    Teens and young adults who journal can experience increased motivation, competence, or regulation of behaviors. Journaling helps release anxiety, depression, or inner thoughts.

  • Physical activity:

    Physical activity can aid your client in releasing emotions by focusing on how their body responds to an action. For example, runners can feel a rush of happiness because their brain releases feel-good chemicals. Activities like surfing, tennis, or hiking can have a similar effect.

The Benefits of Medication

Not everyone needs medication. However, those who do will benefit from finding the right kind. Clients with mental health disorders might seek dangerous ways to escape their feelings. For example, teens may cut to distract from their emotional pain. Instead, you can prescribe medication to help them derive the full benefits of therapy and re-engage in their lives. 

Some clients may refuse medication because they have specific concerns or stigmas about medication. Asking your client how they feel about medicine and discussing their thoughts and feelings can open up the conversation. Once a healthy discourse takes place, ask them how they think a prescription will affect them. For example, your client may worry about weight gain, acne, or an adverse side effect they heard about.
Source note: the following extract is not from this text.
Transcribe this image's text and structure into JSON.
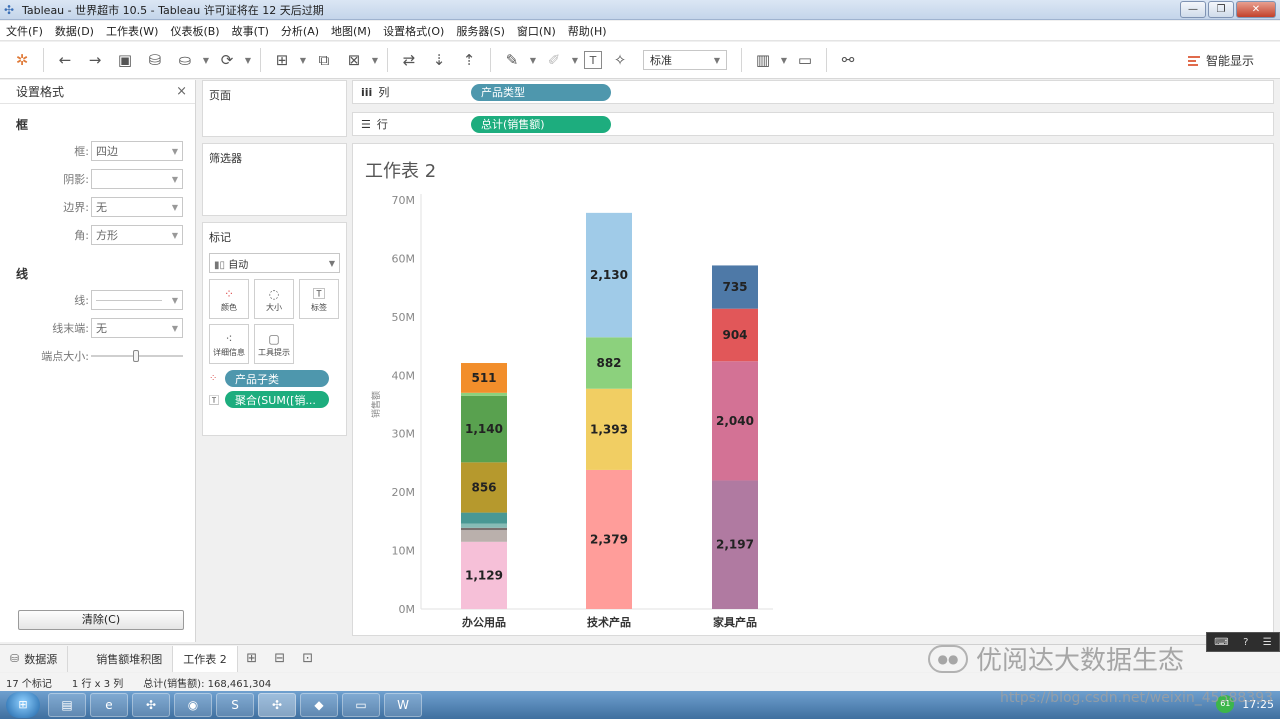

While explaining the side effects and the right to stop, adjust, or change medication is crucial, it is also essential to discuss the benefits. 

A discussion about the positive effects of medication can help a client make an informed decision. Your client may not know medication can soothe the brain. Some mental health disorders respond well to medication. Once the brain has adjusted to the medication, they can feel balanced and decrease barriers to their well-being.

There are several benefits to mental health therapy. While clients are in therapy, they can voice their thoughts and feelings in a safe space. As they become more comfortable in sessions, they may also derive a sense of happiness. Therapy serves to discuss and explore how the past has influenced a client’s present. In some cases, such as mental health disorders, your client can benefit from a prescription. SokyaHealth offers comprehensive services to help your client address their mental health needs. Our trained professionals understand the importance of care tailored to each client. We form a client-therapist relationship built on trust and respect. A healthy relationship allows us to connect on a meaningful therapeutic level. Your client’s wellness matters to us. Whether your client participates in individual therapy or coaching, our focus is on their long-term health. Our professionals are here to answer your questions. Call SokyaHealth today to learn more at (877) 840-6956

More than 50% of Americans struggle with mental health.

Headlight is now collaborating with health plans and companies to make therapy more accessible and affordable. Speak to a Care Coordinator today.